One of the very cool things about writing my critique book for Writer’s Digest is the timing. They’re doing a lot of reorganizing, shifting themselves–as I understand it–from several distinct businesses into one integrated community. I think I, and the book, are going to benefit greatly from this, not to mention having a fun ride along the way.
The whole online community thing is an amazing tool or toy, depending on how you look at it or how much you know about it. I feel as though I’m walking into a giant ocean, putting each foot down ahead of me very carefully, to see how deep I’m getting and to identify what’s actually swimming around out there. I know I can avoid the sharks, and I’m kind of excited that I might get to see some of those bright, colorful fish that hang out in the coral.
In other words, I’m still learning!
So I thought I’d post a few links today to help you dip your own toes in. See what you think. And throw some of your theories, hopes, and worries about social networking into the comments!

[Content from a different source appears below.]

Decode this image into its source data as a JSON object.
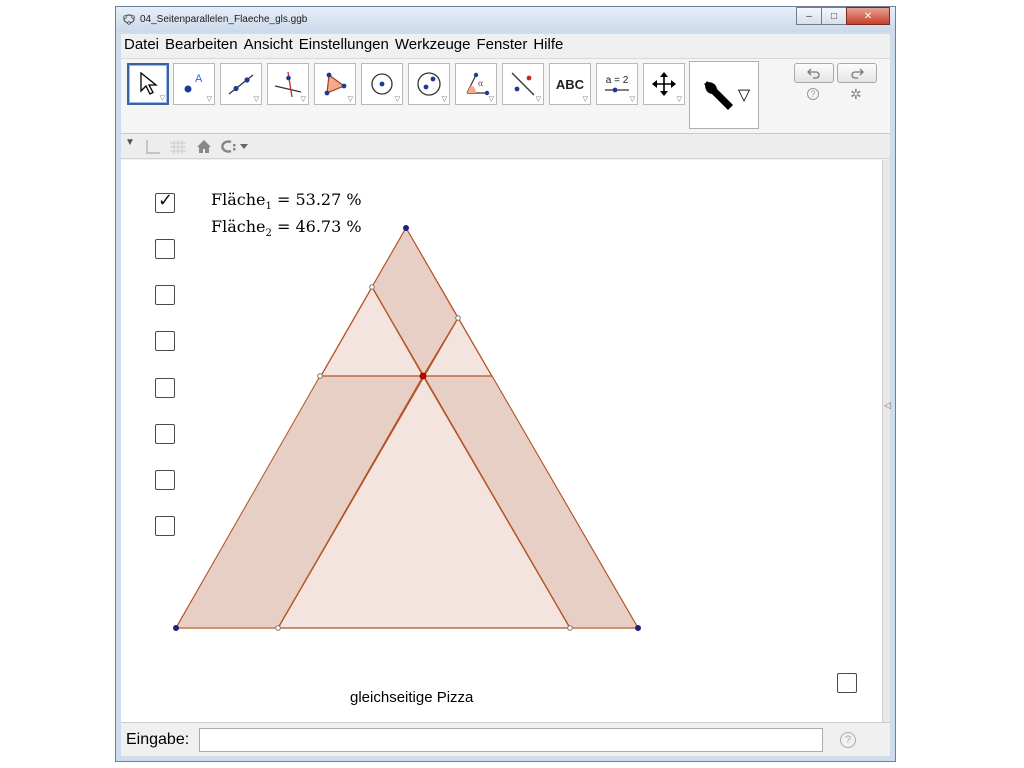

This first one’s a bit intense, with a bit of a 1984/Big Brother feel to it, and the participants throwing around a lot of jargon and TLAs (Three-Letter Acronyms). But if you substitute “I” for “We” and pretend their talking about individual writers instead of big corporations…well, there’s some interesting stuff. Thanks to Jane Friedman for the link.

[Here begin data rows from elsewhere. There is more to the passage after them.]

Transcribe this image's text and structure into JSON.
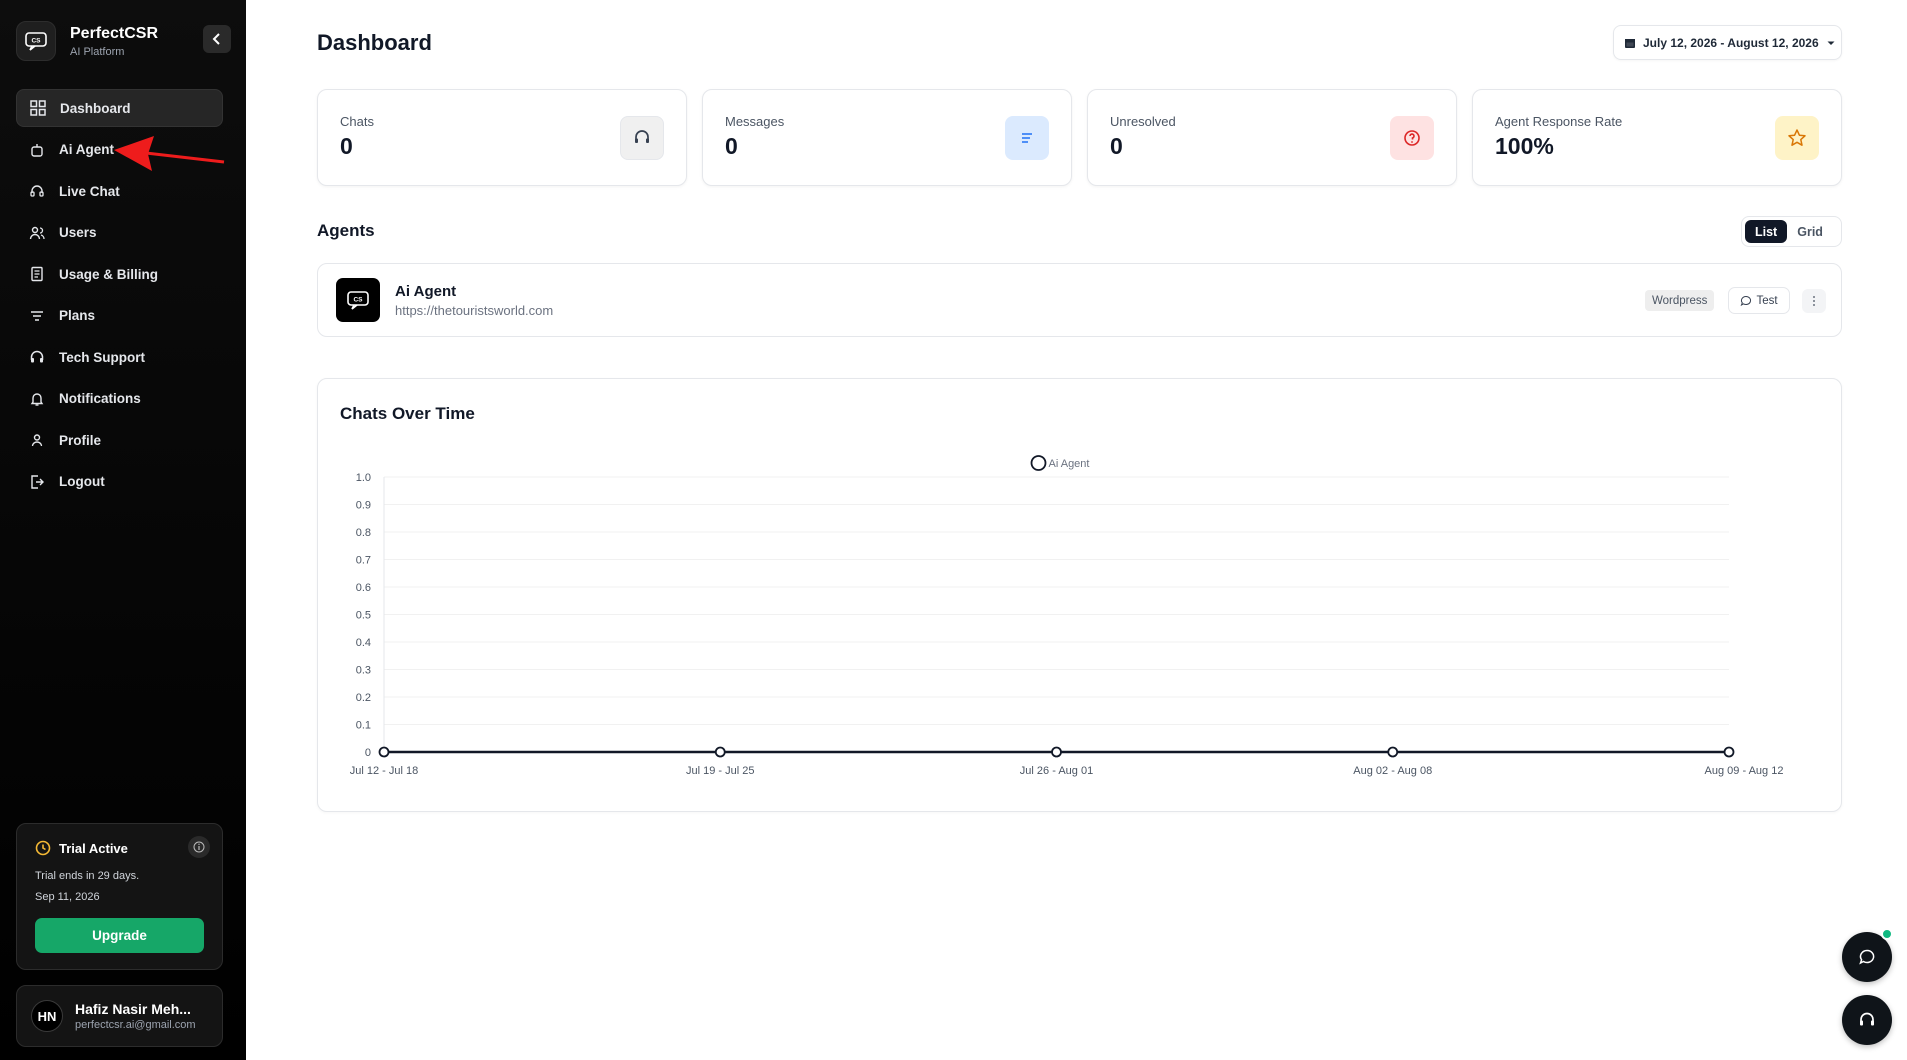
{
  "brand": {
    "name": "PerfectCSR",
    "subtitle": "AI Platform"
  },
  "sidebar": {
    "items": [
      {
        "label": "Dashboard",
        "icon": "grid-icon",
        "active": true
      },
      {
        "label": "Ai Agent",
        "icon": "robot-icon"
      },
      {
        "label": "Live Chat",
        "icon": "headset-icon"
      },
      {
        "label": "Users",
        "icon": "users-icon"
      },
      {
        "label": "Usage & Billing",
        "icon": "receipt-icon"
      },
      {
        "label": "Plans",
        "icon": "filter-icon"
      },
      {
        "label": "Tech Support",
        "icon": "headphones-icon"
      },
      {
        "label": "Notifications",
        "icon": "bell-icon"
      },
      {
        "label": "Profile",
        "icon": "user-icon"
      },
      {
        "label": "Logout",
        "icon": "logout-icon"
      }
    ]
  },
  "trial": {
    "title": "Trial Active",
    "ends": "Trial ends in 29 days.",
    "date": "Sep 11, 2026",
    "upgrade_label": "Upgrade"
  },
  "user": {
    "initials": "HN",
    "name": "Hafiz Nasir Meh...",
    "email": "perfectcsr.ai@gmail.com"
  },
  "header": {
    "title": "Dashboard",
    "date_range": "July 12, 2026 - August 12, 2026"
  },
  "stats": [
    {
      "label": "Chats",
      "value": "0",
      "icon": "chat-bubble-icon",
      "color": "#f3f4f6"
    },
    {
      "label": "Messages",
      "value": "0",
      "icon": "lines-icon",
      "color": "#dbeafe"
    },
    {
      "label": "Unresolved",
      "value": "0",
      "icon": "question-circle-icon",
      "color": "#fee2e2"
    },
    {
      "label": "Agent Response Rate",
      "value": "100%",
      "icon": "star-icon",
      "color": "#fef3c7"
    }
  ],
  "agents": {
    "title": "Agents",
    "view_list": "List",
    "view_grid": "Grid",
    "items": [
      {
        "name": "Ai Agent",
        "url": "https://thetouristsworld.com",
        "platform": "Wordpress",
        "test_label": "Test"
      }
    ]
  },
  "chart_data": {
    "type": "line",
    "title": "Chats Over Time",
    "categories": [
      "Jul 12 - Jul 18",
      "Jul 19 - Jul 25",
      "Jul 26 - Aug 01",
      "Aug 02 - Aug 08",
      "Aug 09 - Aug 12"
    ],
    "series": [
      {
        "name": "Ai Agent",
        "values": [
          0,
          0,
          0,
          0,
          0
        ]
      }
    ],
    "ylim": [
      0,
      1
    ],
    "yticks": [
      "1.0",
      "0.9",
      "0.8",
      "0.7",
      "0.6",
      "0.5",
      "0.4",
      "0.3",
      "0.2",
      "0.1",
      "0"
    ],
    "grid": true,
    "legend": "top-center"
  }
}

Martha Engber was doing a little research on Good Reads, which I’ve been wondering about lately. She’s got a good summary of how it works for marketing, as well as finding great book recommendations.
Mary Hershey and Robin LaFevers always have great info at their Shrinking Violet Promotions blog. In this post, they “reprint” Robyn Schneider’s “Facebook: A Guide for Authors.”
And Michelle Rafter has a post about how freelance writers can work with LinkedIn.